My mother is a cancer survivor. During my third year of university, we learned that she was suffering from ductal carcinoma in-situ, a slow form of breast cancer that was undetectable by self-exam or mammogram. In her case, it took a stubborn doctor and a galactogram to diagnose her. Another family member had been diagnosed a few years earlier with another form of breast cancer.
That same woman now has stage 4 non-Hodgkins lymphoma. Another has leukemia. Just last week, I learned that a dear friend had dodged the cancer bullet.
That’s why I relish deceased NDP leader Jack Layton’s final letter to Canada, written before he succumbed to his latest round of cancer:

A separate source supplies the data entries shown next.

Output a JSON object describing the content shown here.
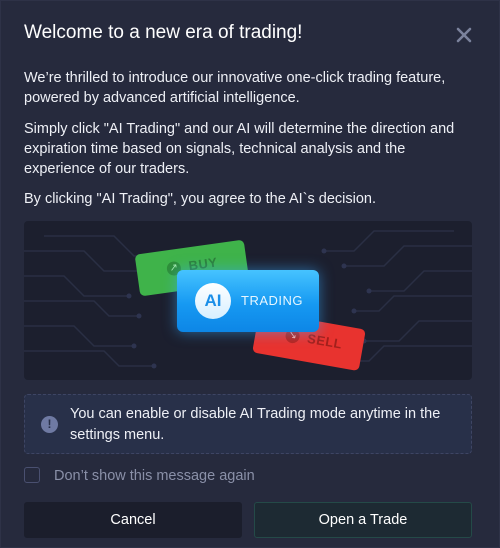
{
  "modal": {
    "title": "Welcome to a new era of trading!",
    "close_icon": "close-x-icon",
    "paragraphs": [
      "We’re thrilled to introduce our innovative one-click trading feature, powered by advanced artificial intelligence.",
      "Simply click \"AI Trading\" and our AI will determine the direction and expiration time based on signals, technical analysis and the experience of our traders.",
      "By clicking \"AI Trading\", you agree to the AI`s decision."
    ],
    "illustration": {
      "buy_label": "BUY",
      "sell_label": "SELL",
      "ai_badge": "AI",
      "ai_label": "TRADING",
      "buy_color": "#3fb34a",
      "sell_color": "#e8332f",
      "ai_color": "#1699f2"
    },
    "info": {
      "icon": "info-icon",
      "text": "You can enable or disable AI Trading mode anytime in the settings menu."
    },
    "checkbox": {
      "label": "Don’t show this message again",
      "checked": false
    },
    "buttons": {
      "cancel": "Cancel",
      "open_trade": "Open a Trade"
    }
  }
}
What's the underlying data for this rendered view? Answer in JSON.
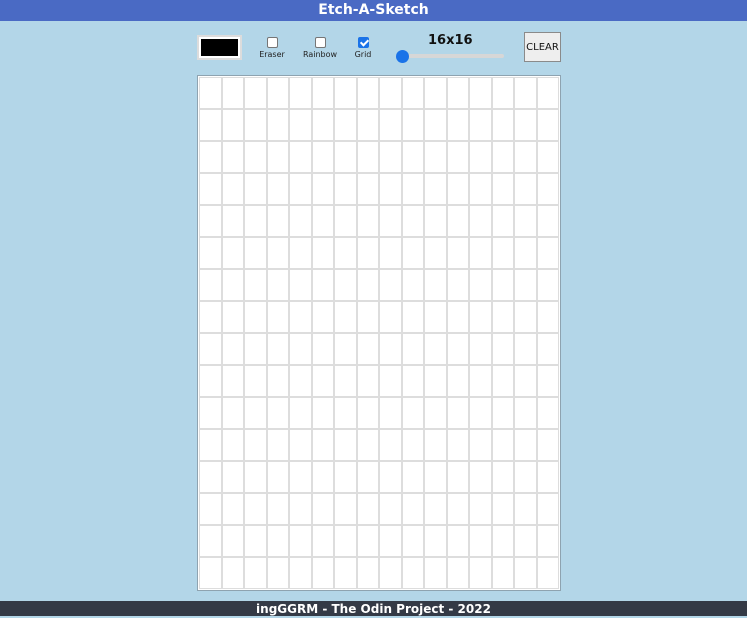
{
  "header": {
    "title": "Etch-A-Sketch"
  },
  "controls": {
    "color_value": "#000000",
    "eraser": {
      "label": "Eraser",
      "checked": false
    },
    "rainbow": {
      "label": "Rainbow",
      "checked": false
    },
    "grid": {
      "label": "Grid",
      "checked": true
    },
    "size_label": "16x16",
    "slider_value": 16,
    "slider_min": 16,
    "slider_max": 64,
    "clear_label": "CLEAR"
  },
  "canvas": {
    "rows": 16,
    "cols": 16,
    "cell_color": "#ffffff",
    "grid_line_color": "#dddddd"
  },
  "footer": {
    "text": "ingGGRM - The Odin Project - 2022"
  },
  "colors": {
    "header_bg": "#4a6ac4",
    "page_bg": "#b3d6e8",
    "footer_bg": "#343a46",
    "accent": "#1a73e8"
  }
}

Treatments and therapies have never been better in the face of this disease. You have every reason to be optimistic, determined, and focused on the future. My only other advice is to cherish every moment with those you love at every stage of your journey, as I have done this summer.
This year has been a hard one. I’ll explain why in greater detail some other day. But I am proud to say that I am happier now to be alive, to be working and living and creating, than I have ever been. I cherish life in a way that I simply did not, before.
Someone else I know killed herself recently. The news came as a shock. I cried for a solid hour, until my face swelled and I couldn’t breathe. As a person who has felt suicidal in the past, I finally understood the rage and hurt that choice means for the people in one’s life. And I felt some measure of the frustration that my defeatist attitude must have given others, earlier this year and throughout my life. When someone later told me about suicidal urges, my reply was: “If you choose to abandon me like that, I will know our relationship meant nothing to you, and I will never, ever forgive you.” It was harsh. It was probably even cruel. It was also true.
I have been scared for a lot of my life. Scared of different things — the monsters in your closet change shape, over time — but still frightened. Sometimes, it seems easier to do nothing at all than to do something and risk doing it wrong. Sometimes I’ve thought that the world would just be better off without me in it. But it doesn’t matter, I’ve always thought, because I’ll probably get cancer, anyway.
I let this presumed illness get me before I ever got it. Like the little boy in The Secret Garden, convinced that dying slowly in a darkened room was better than living briefly in the sun, I let myself assume that death was just around every corner. And not just death, but failure. Mistakes. Being wrong. In short, the inevitable. And I realize now that there’s no use being scared of the inevitable.
My friends, love is better than anger. Hope is better than fear. Optimism is better than despair. So let us be loving, hopeful and optimistic. And we’ll change the world.